==== RECORDS FOR PROCESSING ====
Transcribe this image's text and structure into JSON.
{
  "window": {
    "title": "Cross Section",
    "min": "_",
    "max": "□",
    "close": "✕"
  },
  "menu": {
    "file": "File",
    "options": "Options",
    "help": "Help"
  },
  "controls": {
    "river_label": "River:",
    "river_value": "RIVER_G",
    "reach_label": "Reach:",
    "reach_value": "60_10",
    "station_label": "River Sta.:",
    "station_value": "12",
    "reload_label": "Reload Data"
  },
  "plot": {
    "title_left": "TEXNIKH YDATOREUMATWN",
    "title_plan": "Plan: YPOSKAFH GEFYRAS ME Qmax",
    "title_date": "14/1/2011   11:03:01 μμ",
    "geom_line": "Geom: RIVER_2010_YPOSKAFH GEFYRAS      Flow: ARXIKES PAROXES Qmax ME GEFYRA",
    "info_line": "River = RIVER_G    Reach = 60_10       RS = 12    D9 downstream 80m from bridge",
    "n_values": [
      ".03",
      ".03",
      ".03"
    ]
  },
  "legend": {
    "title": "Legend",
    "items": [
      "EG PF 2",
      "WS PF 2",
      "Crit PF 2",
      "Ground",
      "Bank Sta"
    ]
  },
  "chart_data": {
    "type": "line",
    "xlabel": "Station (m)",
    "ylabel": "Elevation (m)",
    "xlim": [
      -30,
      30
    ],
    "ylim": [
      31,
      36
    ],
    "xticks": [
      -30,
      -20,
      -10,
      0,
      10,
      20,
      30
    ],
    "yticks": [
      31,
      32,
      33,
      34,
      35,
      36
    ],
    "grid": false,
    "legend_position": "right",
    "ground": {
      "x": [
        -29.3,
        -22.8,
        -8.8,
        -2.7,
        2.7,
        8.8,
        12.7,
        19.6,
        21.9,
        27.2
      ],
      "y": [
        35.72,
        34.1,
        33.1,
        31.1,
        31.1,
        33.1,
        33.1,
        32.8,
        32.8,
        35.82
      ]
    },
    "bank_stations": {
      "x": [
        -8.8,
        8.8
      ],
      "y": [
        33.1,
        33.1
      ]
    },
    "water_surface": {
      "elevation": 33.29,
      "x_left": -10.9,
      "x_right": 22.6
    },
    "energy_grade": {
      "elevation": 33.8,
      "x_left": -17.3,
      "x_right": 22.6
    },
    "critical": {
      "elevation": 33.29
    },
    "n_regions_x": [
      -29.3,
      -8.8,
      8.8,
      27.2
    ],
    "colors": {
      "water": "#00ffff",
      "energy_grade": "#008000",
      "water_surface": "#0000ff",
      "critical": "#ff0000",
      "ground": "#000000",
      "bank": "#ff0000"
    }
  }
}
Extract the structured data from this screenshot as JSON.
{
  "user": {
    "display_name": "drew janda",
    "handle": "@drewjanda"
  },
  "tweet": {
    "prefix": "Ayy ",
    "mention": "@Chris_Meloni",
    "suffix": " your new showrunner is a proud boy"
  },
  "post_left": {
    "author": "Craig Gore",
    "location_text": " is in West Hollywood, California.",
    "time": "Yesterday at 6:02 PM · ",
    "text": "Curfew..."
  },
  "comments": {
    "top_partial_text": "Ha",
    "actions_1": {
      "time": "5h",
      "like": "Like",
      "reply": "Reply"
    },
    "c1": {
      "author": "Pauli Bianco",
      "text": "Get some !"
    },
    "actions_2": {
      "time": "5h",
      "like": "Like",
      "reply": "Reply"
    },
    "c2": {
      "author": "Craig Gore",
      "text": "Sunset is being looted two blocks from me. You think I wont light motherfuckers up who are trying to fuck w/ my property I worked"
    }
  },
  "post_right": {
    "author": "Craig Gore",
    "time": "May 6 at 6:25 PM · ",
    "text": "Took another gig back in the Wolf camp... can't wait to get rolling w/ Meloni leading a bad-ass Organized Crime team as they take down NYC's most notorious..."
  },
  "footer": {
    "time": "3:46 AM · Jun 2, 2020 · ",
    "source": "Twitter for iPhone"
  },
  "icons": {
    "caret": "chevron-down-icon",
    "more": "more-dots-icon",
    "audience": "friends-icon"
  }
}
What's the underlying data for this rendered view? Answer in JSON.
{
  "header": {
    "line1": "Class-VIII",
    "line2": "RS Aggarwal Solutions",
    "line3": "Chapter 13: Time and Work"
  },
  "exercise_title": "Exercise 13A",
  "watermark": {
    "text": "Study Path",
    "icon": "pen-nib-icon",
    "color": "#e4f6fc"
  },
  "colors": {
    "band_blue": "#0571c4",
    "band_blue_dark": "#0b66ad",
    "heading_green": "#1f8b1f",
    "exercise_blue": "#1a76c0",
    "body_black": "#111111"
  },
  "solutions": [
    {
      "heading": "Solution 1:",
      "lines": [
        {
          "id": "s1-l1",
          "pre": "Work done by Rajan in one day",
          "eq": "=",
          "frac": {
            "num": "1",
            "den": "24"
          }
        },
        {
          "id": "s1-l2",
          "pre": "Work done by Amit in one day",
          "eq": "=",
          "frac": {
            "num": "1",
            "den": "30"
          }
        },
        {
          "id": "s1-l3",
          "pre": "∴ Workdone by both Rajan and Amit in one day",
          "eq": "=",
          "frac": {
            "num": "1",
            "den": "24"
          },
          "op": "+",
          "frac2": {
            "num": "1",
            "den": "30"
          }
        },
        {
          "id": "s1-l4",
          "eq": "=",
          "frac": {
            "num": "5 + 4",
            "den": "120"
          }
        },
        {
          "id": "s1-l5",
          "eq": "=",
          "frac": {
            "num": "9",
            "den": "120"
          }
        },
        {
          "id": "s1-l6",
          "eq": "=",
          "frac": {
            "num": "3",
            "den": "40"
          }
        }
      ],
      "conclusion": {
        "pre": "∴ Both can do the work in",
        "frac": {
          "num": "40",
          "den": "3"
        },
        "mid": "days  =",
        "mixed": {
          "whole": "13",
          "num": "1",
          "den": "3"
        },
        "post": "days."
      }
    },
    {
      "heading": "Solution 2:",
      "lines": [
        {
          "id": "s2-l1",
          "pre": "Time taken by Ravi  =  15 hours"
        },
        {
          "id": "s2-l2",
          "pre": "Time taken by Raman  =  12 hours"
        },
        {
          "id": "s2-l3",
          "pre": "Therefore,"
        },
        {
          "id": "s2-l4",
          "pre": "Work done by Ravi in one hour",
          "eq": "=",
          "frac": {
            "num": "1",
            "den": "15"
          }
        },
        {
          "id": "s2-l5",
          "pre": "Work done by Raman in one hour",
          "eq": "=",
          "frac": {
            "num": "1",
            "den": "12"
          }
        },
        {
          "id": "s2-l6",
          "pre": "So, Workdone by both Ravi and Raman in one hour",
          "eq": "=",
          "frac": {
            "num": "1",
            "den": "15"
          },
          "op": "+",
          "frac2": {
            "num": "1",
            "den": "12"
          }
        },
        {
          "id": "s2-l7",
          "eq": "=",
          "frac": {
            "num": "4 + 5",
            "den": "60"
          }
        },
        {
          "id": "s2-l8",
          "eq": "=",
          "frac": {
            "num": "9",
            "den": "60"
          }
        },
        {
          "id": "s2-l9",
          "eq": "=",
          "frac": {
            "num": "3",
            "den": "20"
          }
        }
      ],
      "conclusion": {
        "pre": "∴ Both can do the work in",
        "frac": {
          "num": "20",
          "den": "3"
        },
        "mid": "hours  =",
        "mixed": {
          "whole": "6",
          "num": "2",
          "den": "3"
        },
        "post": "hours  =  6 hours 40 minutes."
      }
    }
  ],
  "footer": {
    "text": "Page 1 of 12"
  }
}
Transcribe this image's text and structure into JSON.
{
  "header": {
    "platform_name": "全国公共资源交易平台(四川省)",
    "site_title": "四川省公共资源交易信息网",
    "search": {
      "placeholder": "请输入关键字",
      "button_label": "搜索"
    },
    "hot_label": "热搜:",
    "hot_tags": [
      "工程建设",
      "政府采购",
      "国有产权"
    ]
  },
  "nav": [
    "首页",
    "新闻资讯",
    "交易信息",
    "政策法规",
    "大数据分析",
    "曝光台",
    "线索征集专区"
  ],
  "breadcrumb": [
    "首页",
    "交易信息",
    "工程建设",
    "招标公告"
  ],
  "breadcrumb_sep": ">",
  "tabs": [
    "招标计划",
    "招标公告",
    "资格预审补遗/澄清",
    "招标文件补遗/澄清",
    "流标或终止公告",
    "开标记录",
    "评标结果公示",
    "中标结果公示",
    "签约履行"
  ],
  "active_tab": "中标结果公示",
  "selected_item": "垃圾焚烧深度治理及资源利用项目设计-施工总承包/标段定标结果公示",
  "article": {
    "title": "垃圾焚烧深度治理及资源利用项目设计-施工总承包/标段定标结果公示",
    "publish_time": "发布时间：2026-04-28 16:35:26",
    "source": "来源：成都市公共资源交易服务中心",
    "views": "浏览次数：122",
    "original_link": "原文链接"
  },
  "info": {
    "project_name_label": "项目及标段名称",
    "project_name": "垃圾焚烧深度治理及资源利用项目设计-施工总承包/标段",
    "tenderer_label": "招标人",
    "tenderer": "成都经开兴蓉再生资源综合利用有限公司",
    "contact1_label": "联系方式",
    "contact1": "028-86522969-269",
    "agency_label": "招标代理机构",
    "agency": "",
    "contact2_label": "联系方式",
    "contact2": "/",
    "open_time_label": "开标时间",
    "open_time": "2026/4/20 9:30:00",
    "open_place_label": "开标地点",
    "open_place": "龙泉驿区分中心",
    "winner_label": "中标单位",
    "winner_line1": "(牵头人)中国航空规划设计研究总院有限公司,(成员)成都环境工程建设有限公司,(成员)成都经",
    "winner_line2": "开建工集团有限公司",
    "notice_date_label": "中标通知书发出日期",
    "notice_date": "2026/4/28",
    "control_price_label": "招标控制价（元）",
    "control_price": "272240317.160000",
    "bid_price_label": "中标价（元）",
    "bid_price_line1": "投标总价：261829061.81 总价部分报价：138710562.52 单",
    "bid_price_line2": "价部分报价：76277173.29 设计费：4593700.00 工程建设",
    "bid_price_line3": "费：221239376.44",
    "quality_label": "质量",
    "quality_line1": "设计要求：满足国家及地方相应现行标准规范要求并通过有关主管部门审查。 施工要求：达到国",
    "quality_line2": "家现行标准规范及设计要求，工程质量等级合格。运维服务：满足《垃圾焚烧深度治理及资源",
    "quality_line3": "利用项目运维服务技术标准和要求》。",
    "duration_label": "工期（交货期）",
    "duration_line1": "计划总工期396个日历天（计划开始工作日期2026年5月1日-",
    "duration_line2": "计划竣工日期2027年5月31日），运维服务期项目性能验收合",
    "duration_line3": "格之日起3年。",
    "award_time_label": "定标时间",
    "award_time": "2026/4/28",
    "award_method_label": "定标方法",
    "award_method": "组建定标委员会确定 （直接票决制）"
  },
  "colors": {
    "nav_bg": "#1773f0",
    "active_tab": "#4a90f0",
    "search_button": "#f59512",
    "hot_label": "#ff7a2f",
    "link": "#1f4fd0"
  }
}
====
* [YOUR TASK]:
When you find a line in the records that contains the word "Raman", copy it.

* [COMPLETED EXERCISE]:
          "pre": "Time taken by Raman  =  12 hours"
          "pre": "Work done by Raman in one hour",
          "pre": "So, Workdone by both Ravi and Raman in one hour",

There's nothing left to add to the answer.